I often use pharmaceutical packaging as an example of how important typography is in conveying trust in a product. For example, would you take an asprin if the packaging used Comic Sans? Did you have trustworthiness in mind as a feature of Foundry Arkias?
It goes without saying, we like to have trustworthiness as a key trait for all of our typefaces and Foundry Arkias is no different – it’s a strong, bold, confident typeface that makes a statement. What you see is what you get. We’ve always set out to make flexible, versatile designs that are meticulously well-crafted, show integrity and honesty, and offer our customers great value.
What gave you the idea of designing Manometer Serif?
Actually, I wanted to extend the sisters Manometer and Manometer Sans by another family, respectively optimising them. It is of course not a didone, but the strong stroke width contrast seemed to me an ideal means to distribute positive and negative forms even better. Of the three Manometer versions this has resulted in the most coherent and also elegant version in my view. Design is always an iterative process and sometimes it takes longer for new ideas and perhaps improvements to emerge.
My inspiration was the reinterpretation of the other two families. These in turn were inspired by all the ultra-bold typefaces that also had a kind of stencil character, including the Kombinations-Schrift by Josef Albers. But of course I wanted to do it differently, and the letters have different shapes. I didn't use many typographic analogies here, such as the size and shape of the serifs, but rather the maxim was to gain as much black space as possible and minimal hairline gaps. So it's more a conceptual and not a typographic approach. For example, the ‘C’ has maximum serifs whose only task is to fill the space. Two hairline gaps are enough to make it readable. With some letters I tried countless versions until it worked.
Some of the letters create the illusion of the separate character strokes using hairline gaps; for example, the ‘K’ and ‘Y’. Did it involve a lot of experimentation to get the right visual effect?
Yes, that's right. For some letters there are also alternatives, eg ‘A’, ‘M’, ‘N’, ‘R’ and ‘W’, and just this experimenting and reducing was fun. (For the ‘g’ it took me the longest, even if you can't see it.)
You've provided two variants of the font, Manometer Serif High and Manometer Serif Low, which are tall and wide variants of the normal version.
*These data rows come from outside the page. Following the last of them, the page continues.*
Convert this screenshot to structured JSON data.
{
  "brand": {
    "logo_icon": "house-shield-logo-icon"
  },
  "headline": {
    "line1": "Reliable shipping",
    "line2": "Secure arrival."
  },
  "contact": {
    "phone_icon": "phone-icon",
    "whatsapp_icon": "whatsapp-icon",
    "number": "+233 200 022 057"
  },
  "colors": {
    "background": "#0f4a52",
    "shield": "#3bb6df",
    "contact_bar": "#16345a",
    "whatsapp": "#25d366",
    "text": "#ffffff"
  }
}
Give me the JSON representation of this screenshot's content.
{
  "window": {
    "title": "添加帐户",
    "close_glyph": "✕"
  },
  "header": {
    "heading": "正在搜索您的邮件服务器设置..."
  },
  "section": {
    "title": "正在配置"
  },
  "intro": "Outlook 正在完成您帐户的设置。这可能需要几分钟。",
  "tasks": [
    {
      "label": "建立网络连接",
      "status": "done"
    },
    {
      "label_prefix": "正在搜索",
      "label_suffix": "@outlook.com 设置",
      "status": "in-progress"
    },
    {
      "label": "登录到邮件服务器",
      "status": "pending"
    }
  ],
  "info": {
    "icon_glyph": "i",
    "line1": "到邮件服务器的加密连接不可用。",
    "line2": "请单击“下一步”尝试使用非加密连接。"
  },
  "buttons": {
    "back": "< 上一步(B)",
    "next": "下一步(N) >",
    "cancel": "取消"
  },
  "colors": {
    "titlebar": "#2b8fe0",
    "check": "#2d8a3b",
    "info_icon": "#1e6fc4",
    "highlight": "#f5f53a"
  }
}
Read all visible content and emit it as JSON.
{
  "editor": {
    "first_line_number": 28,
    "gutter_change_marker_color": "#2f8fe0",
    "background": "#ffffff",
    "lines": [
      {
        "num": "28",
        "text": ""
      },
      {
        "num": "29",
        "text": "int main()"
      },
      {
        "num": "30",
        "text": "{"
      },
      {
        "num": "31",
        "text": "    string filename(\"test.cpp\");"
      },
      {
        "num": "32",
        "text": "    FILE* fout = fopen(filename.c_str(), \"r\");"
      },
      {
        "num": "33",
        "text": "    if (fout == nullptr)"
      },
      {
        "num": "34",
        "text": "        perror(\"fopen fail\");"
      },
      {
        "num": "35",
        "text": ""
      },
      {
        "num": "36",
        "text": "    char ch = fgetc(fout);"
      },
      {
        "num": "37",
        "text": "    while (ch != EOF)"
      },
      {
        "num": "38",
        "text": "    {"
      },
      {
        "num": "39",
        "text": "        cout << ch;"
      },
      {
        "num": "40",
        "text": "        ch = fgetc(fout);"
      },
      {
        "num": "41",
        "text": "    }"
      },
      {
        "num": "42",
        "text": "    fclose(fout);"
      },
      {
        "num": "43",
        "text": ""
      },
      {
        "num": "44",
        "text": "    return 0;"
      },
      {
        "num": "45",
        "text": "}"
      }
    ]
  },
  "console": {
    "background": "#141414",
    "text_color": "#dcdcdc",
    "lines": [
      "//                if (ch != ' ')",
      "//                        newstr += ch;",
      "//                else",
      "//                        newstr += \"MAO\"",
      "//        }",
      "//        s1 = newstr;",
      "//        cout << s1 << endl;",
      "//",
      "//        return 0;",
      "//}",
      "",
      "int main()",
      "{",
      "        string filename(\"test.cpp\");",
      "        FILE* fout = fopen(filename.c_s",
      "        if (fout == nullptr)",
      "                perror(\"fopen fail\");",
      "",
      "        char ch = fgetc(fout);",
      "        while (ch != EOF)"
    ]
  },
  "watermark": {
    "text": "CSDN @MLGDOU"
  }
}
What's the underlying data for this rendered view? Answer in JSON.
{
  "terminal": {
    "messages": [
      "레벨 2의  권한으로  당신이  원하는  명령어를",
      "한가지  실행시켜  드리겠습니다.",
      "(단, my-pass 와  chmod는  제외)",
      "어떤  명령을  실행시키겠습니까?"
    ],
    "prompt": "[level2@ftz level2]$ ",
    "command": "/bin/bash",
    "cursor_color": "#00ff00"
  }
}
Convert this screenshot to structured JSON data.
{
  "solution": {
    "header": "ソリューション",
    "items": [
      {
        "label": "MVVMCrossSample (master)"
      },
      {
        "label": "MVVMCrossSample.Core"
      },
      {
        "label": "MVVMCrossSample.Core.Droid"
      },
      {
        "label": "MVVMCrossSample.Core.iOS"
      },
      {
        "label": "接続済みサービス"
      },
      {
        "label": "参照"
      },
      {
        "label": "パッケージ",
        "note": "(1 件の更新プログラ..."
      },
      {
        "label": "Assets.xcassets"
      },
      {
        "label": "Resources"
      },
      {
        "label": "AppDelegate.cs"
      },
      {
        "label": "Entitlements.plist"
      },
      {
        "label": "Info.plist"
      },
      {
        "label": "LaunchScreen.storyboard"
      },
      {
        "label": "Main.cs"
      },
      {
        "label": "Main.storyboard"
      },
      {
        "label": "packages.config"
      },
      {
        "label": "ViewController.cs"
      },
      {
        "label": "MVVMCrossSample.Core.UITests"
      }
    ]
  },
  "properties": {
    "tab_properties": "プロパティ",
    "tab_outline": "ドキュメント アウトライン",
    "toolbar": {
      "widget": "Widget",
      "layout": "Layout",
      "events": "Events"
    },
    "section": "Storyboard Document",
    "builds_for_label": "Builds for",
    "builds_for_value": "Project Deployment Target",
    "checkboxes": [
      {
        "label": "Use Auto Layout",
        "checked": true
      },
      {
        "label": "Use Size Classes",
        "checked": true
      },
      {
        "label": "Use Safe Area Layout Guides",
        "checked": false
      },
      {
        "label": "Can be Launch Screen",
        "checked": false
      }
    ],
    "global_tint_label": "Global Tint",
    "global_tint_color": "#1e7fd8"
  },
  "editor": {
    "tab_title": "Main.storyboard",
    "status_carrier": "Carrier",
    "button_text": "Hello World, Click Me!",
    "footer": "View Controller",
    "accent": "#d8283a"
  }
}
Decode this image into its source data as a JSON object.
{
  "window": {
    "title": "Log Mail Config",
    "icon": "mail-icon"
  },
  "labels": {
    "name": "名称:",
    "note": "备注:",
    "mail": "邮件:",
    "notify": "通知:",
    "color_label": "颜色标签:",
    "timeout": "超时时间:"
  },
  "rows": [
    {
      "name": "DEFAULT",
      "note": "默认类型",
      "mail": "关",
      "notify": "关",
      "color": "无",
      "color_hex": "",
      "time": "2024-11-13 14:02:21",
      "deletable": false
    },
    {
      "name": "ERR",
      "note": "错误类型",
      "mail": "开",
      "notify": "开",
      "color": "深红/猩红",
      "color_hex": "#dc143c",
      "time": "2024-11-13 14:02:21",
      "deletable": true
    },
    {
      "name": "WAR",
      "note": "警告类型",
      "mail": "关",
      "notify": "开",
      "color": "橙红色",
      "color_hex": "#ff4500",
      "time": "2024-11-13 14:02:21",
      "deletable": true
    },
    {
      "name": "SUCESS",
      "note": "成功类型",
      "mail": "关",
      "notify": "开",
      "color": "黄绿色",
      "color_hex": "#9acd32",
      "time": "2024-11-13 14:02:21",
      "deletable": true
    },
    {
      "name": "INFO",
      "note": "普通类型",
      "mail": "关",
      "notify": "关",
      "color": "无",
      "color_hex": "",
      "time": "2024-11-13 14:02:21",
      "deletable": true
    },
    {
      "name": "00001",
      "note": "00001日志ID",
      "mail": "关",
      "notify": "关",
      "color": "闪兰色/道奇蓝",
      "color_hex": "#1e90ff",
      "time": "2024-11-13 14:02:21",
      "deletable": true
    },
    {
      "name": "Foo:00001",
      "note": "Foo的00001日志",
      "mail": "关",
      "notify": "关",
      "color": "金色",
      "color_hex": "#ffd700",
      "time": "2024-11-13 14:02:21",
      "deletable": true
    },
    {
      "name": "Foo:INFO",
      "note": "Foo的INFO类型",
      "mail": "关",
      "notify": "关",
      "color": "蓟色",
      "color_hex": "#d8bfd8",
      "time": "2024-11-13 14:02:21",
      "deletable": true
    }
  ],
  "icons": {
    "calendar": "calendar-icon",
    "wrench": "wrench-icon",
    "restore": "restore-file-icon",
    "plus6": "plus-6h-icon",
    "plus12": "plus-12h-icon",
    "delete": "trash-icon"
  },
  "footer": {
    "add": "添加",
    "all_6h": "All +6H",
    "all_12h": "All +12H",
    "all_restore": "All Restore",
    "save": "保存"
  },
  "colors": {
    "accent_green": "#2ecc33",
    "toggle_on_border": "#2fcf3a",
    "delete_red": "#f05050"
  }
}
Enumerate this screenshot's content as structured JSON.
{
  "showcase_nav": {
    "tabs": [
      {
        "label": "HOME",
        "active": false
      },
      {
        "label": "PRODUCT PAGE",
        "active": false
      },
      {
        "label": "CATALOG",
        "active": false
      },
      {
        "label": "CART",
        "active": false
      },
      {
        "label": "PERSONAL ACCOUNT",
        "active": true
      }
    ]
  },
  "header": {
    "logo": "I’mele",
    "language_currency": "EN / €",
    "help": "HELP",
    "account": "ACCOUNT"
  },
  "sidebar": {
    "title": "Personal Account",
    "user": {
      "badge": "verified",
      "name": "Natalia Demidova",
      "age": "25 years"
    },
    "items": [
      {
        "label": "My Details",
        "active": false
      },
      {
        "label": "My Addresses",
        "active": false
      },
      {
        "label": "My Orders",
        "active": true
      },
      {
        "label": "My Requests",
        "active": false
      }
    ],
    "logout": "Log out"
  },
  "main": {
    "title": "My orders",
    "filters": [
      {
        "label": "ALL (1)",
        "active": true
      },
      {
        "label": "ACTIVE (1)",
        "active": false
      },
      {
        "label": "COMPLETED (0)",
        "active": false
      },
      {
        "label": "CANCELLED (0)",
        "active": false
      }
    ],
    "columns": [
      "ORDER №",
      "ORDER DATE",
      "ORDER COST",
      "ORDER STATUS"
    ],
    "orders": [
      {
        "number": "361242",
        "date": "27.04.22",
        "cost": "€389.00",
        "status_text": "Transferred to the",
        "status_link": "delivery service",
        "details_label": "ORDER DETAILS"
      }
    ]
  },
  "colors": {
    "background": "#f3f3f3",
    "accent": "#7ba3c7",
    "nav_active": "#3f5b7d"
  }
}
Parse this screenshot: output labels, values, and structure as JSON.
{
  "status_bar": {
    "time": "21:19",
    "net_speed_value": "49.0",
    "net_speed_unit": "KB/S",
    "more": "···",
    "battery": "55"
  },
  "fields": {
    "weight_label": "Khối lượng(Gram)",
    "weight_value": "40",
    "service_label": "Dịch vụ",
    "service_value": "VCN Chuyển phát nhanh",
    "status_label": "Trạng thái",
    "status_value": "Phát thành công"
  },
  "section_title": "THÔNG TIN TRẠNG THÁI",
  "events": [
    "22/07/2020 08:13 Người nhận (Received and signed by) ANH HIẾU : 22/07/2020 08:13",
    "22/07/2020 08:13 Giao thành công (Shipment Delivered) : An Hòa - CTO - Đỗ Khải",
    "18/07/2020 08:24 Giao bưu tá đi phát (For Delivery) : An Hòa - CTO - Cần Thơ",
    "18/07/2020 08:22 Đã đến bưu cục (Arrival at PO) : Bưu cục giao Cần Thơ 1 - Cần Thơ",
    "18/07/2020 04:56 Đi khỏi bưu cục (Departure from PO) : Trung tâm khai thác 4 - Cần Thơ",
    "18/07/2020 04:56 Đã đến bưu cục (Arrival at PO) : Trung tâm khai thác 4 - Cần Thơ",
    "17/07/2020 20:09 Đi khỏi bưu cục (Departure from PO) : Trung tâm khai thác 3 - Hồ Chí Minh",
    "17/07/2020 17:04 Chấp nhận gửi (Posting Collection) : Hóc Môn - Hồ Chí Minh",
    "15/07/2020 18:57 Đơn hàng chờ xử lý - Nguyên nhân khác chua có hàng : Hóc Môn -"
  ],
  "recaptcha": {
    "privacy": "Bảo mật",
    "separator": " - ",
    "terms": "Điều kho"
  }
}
At first sight they are simple geometric scalings of the original, but I assume it wasn’t as simple as that? For example, the ‘i’ and ‘j’ dots are square in all three versions.
Yes the low (compressed version) was more difficult; more details had to be worked out. To make the narrow-fat contrast even more obvious, the compressed weight could have been much narrower, but not legible. It needed to be clear, but still be a pleasing and readable typeface. I also opted for a variable version of the typeface, precisely because it is well suited to setting multi-line, large typography in justified type, such as on a poster, using the variable widths.